Anything could happen to our eyes in an instant, whether at the workplace or while engaging in recreation and sports. It is certain that our sight organs are too valuable to expose them to any unnecessary hazards. Those who opt for proper care are on the safe side.
A frequently used German saying - “Das kann ins Auge gehen” (literally, “That could get into your eyes,” which actually means “That could go wrong”) hits the nail on the head: Indeed, our eyes are exposed to all manner of risks. The power of the sun’s rays is not to be underestimated. Naturally, they entice us out of doors, they caress the sea and they put a smile on our face. Unfortunately, where there is a bright side, there is also a shadow side. Ultra-violet rays, called UV rays for short, can be especially harmful to our eyes.

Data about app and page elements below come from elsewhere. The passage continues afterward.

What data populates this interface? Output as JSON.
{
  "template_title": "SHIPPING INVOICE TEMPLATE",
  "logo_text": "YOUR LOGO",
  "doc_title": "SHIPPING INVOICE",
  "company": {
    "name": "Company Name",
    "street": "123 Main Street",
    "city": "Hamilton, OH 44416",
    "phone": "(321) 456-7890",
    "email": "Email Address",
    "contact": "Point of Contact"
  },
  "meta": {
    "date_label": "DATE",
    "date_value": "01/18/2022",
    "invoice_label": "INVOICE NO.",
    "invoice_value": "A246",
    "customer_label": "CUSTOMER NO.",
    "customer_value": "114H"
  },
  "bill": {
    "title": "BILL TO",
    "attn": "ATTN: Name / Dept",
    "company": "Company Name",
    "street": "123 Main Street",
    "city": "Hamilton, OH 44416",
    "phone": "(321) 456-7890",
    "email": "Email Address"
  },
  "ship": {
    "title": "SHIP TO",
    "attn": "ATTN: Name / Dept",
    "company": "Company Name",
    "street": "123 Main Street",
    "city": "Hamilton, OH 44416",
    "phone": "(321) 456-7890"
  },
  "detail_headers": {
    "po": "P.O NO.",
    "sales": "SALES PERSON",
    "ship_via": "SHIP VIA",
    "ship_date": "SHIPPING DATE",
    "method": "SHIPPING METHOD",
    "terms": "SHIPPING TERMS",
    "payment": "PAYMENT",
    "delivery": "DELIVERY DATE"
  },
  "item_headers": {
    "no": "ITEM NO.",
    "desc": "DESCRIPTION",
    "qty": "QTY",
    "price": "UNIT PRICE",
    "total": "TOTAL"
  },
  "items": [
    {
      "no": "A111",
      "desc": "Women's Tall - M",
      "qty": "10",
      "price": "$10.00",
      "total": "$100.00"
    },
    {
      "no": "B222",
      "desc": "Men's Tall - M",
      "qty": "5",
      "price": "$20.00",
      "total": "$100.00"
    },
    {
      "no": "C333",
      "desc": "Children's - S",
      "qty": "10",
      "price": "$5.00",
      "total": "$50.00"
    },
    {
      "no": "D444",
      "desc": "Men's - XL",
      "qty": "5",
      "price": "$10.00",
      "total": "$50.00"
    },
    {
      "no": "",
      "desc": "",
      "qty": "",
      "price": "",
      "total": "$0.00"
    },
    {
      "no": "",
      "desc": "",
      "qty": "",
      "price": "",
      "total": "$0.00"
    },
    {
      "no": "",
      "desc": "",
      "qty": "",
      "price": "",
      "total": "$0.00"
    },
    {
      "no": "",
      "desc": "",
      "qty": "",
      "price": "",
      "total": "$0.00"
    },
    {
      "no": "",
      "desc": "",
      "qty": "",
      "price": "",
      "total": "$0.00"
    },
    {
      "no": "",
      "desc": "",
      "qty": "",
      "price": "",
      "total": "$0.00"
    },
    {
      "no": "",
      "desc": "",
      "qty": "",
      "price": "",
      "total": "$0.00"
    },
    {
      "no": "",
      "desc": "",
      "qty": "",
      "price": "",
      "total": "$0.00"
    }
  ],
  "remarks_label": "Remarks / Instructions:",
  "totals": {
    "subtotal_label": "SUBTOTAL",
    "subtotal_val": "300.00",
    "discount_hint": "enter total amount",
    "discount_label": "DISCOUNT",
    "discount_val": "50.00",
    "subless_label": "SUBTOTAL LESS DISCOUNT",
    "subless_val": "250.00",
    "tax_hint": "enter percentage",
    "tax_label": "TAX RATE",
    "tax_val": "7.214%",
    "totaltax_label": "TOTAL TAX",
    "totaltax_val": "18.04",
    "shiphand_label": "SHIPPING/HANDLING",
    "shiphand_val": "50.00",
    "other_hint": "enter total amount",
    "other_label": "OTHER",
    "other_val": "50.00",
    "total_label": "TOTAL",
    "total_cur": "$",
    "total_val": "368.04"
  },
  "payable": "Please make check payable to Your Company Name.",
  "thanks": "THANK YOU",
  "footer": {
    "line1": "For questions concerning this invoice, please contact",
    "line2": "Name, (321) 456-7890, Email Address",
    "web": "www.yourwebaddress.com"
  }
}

Sunlight is the most significant source of UV radiation and can damage various ocular tissues. The surface of the eye (snow blindness), the lenses (cataracts, also known as opacity) and the retina (solar maculopathy, macular degeneration) are in particular danger.
UV light consists of UV-A light (leads to skin tanning, but also skin ageing), UV-B light (leads to sunburn and skin cancer) and UV-C light (these are the most dangerous rays, but are almost completely blocked by the ozone layer).
What almost no one knows: Eyes can also get sunburn. The cornea and the conjunctiva are most affected. The highest risk is always when the sunlight is heavily reflected, something that can occur in a snow-covered landscape or when spending time by or in the water.
With the right glasses, however, everyone can optimally protect their eyes from dangerous UV rays. What you should keep in mind when purchasing a pair of sunglasses:
Eye protection is also often recommended for medical reasons. This primarily applies to people with increased UV radiation risk. These include:
Special protection for the eye is also very important for certain occupational activities. The following pose a hazard: